There are a bunch of fashion sites that are picking up investment at the moment: among them, JustFab raised $76 million; Russian buying club KupiVIP picked up $38 million; fashion aggregation site Lyst took $5 million; and India’s Freecultr got $9 million from investors including Sequoia. And there are those rumors about Fancy being a target buy for one tech giant with a lot of money to spare. In all of these cases, the idea is to scale up and seize the moment as women (and men, but mostly women) increasingly flock to the web for their fashion fix.

This is what Nasty Gal is doing, too. But where it is perhaps set apart most from the others is in its focus on a look that speaks to a kind of high-fashion street style that is many avenue blocks away from the Gap, and a much closer to neighbor to UK fixtures ASOS and Top Shop.

Another is how Nasty Gal has continued to adhere to the one-off, second-hand clothes curation that helped founder Sophia Amoruso first make her name on eBay. These vintage pieces now sit alongside a much-bigger range of clothing that Nasty Gal sources largely in LA. (This long piece in the LA Times notes that some 70% of the collection is made in Nasty Girl’s own backyard.)

As with any fashion e-commerce company that is going places, Nasty Gal is leaning heavily on social media to grow its business — an easy sell, given that its target customer base, 18-24 year-old females, matches up perfectly with some of the most dedicated, regular users of social media. Nasty Gal has 470,000 Facebook fans, 57,000 Twitter followers, 321,000 Instagram followers, and a “growing base” of Pinterest users.

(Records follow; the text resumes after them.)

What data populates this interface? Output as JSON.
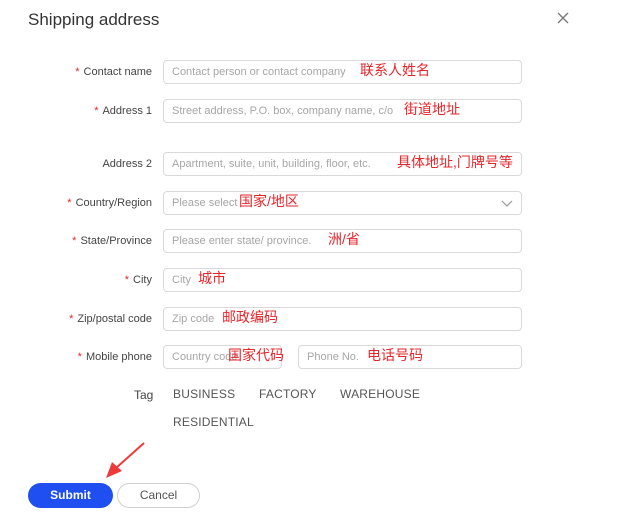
{
  "dialog": {
    "title": "Shipping address",
    "close_icon": "close-icon"
  },
  "form": {
    "contact_name": {
      "label": "Contact name",
      "required": "*",
      "placeholder": "Contact person or contact company",
      "annotation": "联系人姓名"
    },
    "address1": {
      "label": "Address 1",
      "required": "*",
      "placeholder": "Street address, P.O. box, company name, c/o",
      "annotation": "街道地址"
    },
    "address2": {
      "label": "Address 2",
      "placeholder": "Apartment, suite, unit, building, floor, etc.",
      "annotation": "具体地址,门牌号等"
    },
    "country": {
      "label": "Country/Region",
      "required": "*",
      "placeholder": "Please select",
      "annotation": "国家/地区",
      "icon": "chevron-down-icon"
    },
    "state": {
      "label": "State/Province",
      "required": "*",
      "placeholder": "Please enter state/ province.",
      "annotation": "洲/省"
    },
    "city": {
      "label": "City",
      "required": "*",
      "placeholder": "City",
      "annotation": "城市"
    },
    "zip": {
      "label": "Zip/postal code",
      "required": "*",
      "placeholder": "Zip code",
      "annotation": "邮政编码"
    },
    "mobile": {
      "label": "Mobile phone",
      "required": "*",
      "country_code_placeholder": "Country code",
      "country_code_annotation": "国家代码",
      "phone_placeholder": "Phone No.",
      "phone_annotation": "电话号码"
    },
    "tag": {
      "label": "Tag",
      "options": [
        "BUSINESS",
        "FACTORY",
        "WAREHOUSE",
        "RESIDENTIAL"
      ]
    }
  },
  "actions": {
    "submit_label": "Submit",
    "cancel_label": "Cancel"
  },
  "colors": {
    "primary": "#1f4ff0",
    "required": "#e5252a",
    "annotation": "#e5252a"
  }
}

It was its social media cred — and sticking to its straight-pricing guns — that brought Nasty Gal to Index’s attention, giving the VC hope that Nasty Gal will soar amongst many other would be fashion e-commerce stars.

“Until Nasty Gal, we hadn’t seen a fashion retailer with such a deep understanding of social commerce,” Danny Rimer, a Partner at Index Ventures, said in a statement. As part of this latest investment, Rimer has joined the board of Nasty Gal. This looks to be the most sizeable investment yet made out of the $442 million (€350 million) investment fund announced by Index in June.

So what will come next? It sounds more likely to be about leveraging social media to grow its ubiquity and engagement and less likely to be about any of the marketing services that have been the cornerstone of growth for other fashion e-commerce sites. The LA Times article noted that Nasty Gal “wasn’t resorting to gimmicky retail tactics like daily deals, monthly subscriptions or Hollywood partnerships.” (These are services we see across many of the other leading fashion e-commerce sites.)

“Girls are really addicted to the website and the clothes,” Rimer told the LA Times. “It’s more challenging to build a long-term business model based not on discounting and on celebrity endorsements, but rather just the quality of your product.”

Coco Chanel once said that in order to be irreplaceable, one must always be different, and that goes just as much for the world of technology as it does for fashion. Time will tell if Nasty Gal will be the one to prove it on both counts.